Personally opposing her is a woman by the name of Shelby, once a simple, if dangerously obsessive, church group leader with relationship issues of her own. Although she has no ambitions to rise above her station in life, a series of circumstances (including several broken relationships) put her side-by-side with President Palmer as his Director of the Bureau of Religious Protection. She is a dangerous woman, full of ideas and passions, but short on reason. As her obsession grows, fed by the evangelical propaganda of her husband, Shelby makes the final confrontation with Laura and her coven a personal one, despite the fact that the world is watching, and the stakes are far higher than she's possible of comprehending.
Not surprising for a story that's primarily about relationships, this is also a story that turns on a number of betrayals - spiritual, emotional, and physical. Many of them are subtle, with larger implications revealed later on, but a few of them are quite staggering. To say much more would be to spoil their power, but it all comes back to the idea that nobody is perfect, and that what should be black-and-white is really just shades of grey. It makes for an uncomfortable read at times, but reading about such a fundamental betrayal of the American dream should be uncomfortable.
While I thought the story could use a little more description - I sometimes found it hard to visualize who people were or what was happening - that's really my only complaint. I thought it was imaginative and well thought out, with the rise of the Christian theocratic state entirely reasonably and (sadly) almost logical. There's a lovely appreciation for history here as well, with several significant events recreated or echoed in the struggle of Laura and her coven. I'm still not sure how I feel about the climax - I appreciate it, but don't necessarily like it - but, overall, The Last Circle is absolutely worth reading for anybody with an interest in the struggle for equality and acceptance.
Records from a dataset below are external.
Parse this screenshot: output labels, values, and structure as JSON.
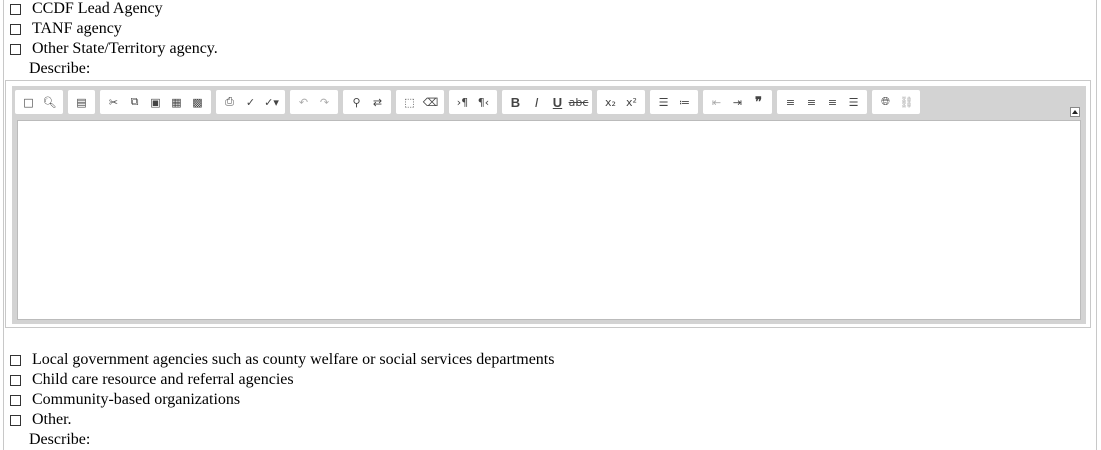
{
  "top_options": [
    {
      "label": "CCDF Lead Agency",
      "checked": false
    },
    {
      "label": "TANF agency",
      "checked": false
    },
    {
      "label": "Other State/Territory agency.",
      "checked": false
    }
  ],
  "describe_label_1": "Describe:",
  "editor": {
    "toolbar_icons": [
      "new-page-icon",
      "preview-icon",
      "templates-icon",
      "cut-icon",
      "copy-icon",
      "paste-icon",
      "paste-text-icon",
      "paste-word-icon",
      "print-icon",
      "spellcheck-icon",
      "spellcheck-as-you-type-icon",
      "undo-icon",
      "redo-icon",
      "find-icon",
      "replace-icon",
      "select-all-icon",
      "remove-format-icon",
      "ltr-icon",
      "rtl-icon",
      "bold-icon",
      "italic-icon",
      "underline-icon",
      "strike-icon",
      "subscript-icon",
      "superscript-icon",
      "numbered-list-icon",
      "bulleted-list-icon",
      "outdent-icon",
      "indent-icon",
      "blockquote-icon",
      "align-left-icon",
      "align-center-icon",
      "align-right-icon",
      "justify-icon",
      "link-icon",
      "unlink-icon",
      "collapse-icon"
    ],
    "content": ""
  },
  "bottom_options": [
    {
      "label": "Local government agencies such as county welfare or social services departments",
      "checked": false
    },
    {
      "label": "Child care resource and referral agencies",
      "checked": false
    },
    {
      "label": "Community-based organizations",
      "checked": false
    },
    {
      "label": "Other.",
      "checked": false
    }
  ],
  "describe_label_2": "Describe:"
}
Not an altogether bad read, just nothing special. The financial domination angle was a bit lazy, and the ending was rather rushed. Never mind the "sheNot an altogether bad read, just nothing special. The financial domination angle was a bit lazy, and the ending was rather rushed. Never mind the "she did other things to me that I really don't want to talk about right now" nonsense - it's those wild, kinky, embarrassing acts that we want to read about....more